Your instructions -> Using the records provided below, locate and copy each line that contains the word "Google".

Provided material ->
* * * * * * *

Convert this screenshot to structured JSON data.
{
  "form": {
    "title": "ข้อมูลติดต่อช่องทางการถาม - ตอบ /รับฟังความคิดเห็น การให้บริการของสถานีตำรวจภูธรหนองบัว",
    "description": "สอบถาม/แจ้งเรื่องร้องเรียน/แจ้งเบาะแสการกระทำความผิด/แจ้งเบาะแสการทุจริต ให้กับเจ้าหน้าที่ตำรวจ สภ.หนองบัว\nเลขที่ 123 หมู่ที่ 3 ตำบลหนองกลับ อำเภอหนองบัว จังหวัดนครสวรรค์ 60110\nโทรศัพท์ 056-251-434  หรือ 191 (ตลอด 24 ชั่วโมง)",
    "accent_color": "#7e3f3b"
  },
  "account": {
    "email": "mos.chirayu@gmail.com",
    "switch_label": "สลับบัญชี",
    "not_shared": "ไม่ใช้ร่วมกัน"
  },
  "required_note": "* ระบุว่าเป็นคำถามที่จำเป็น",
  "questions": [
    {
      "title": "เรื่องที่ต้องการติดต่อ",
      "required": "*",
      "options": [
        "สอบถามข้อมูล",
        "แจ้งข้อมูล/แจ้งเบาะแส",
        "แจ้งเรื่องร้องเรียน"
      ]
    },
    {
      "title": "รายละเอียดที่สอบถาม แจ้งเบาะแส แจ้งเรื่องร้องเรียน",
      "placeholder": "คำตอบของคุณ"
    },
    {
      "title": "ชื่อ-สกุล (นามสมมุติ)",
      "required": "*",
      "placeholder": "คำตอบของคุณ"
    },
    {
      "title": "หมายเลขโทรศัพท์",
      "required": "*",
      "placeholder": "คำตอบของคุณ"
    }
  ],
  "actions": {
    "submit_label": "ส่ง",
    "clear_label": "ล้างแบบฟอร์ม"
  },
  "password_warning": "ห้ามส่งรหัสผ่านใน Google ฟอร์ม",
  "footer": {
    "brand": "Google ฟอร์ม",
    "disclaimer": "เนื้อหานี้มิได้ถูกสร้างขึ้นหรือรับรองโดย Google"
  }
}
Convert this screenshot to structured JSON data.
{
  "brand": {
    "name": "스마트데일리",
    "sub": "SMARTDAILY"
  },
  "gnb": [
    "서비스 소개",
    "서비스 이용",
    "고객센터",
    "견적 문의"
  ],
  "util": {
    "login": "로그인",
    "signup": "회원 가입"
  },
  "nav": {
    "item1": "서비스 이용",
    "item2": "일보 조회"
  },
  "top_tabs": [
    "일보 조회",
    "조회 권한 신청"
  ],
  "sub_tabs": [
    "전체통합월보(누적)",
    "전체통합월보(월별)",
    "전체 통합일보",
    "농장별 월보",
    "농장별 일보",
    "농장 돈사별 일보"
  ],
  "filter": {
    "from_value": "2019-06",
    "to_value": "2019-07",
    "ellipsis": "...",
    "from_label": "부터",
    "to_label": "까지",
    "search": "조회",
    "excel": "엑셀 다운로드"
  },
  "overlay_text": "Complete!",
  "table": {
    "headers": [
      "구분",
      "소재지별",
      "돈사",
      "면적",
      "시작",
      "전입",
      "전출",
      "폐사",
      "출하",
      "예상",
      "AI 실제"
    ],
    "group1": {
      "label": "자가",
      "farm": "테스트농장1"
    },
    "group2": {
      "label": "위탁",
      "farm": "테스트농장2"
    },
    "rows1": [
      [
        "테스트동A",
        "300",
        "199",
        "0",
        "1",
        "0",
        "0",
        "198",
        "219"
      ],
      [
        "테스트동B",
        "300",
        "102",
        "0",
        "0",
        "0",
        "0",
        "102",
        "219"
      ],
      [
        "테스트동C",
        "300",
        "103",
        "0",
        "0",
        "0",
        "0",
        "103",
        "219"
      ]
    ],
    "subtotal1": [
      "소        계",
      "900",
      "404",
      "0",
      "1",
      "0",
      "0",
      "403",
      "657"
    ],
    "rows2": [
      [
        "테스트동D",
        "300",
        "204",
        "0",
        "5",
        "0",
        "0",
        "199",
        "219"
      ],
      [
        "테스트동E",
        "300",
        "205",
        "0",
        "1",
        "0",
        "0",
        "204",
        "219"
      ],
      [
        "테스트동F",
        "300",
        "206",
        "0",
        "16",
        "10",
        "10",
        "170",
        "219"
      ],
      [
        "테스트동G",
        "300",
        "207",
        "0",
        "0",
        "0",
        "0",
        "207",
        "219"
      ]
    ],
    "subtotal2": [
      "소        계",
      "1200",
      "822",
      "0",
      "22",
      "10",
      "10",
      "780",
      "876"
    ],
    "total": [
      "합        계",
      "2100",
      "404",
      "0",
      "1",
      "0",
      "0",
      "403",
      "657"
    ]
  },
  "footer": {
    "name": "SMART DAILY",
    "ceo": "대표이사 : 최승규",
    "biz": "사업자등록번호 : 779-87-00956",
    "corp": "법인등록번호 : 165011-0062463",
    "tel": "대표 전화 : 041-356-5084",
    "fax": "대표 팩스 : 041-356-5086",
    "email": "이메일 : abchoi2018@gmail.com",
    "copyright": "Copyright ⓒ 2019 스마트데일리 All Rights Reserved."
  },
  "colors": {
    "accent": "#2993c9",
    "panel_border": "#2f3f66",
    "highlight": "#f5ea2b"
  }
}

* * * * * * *

Response below ->
  "password_warning": "ห้ามส่งรหัสผ่านใน Google ฟอร์ม",
    "brand": "Google ฟอร์ม",
    "disclaimer": "เนื้อหานี้มิได้ถูกสร้างขึ้นหรือรับรองโดย Google"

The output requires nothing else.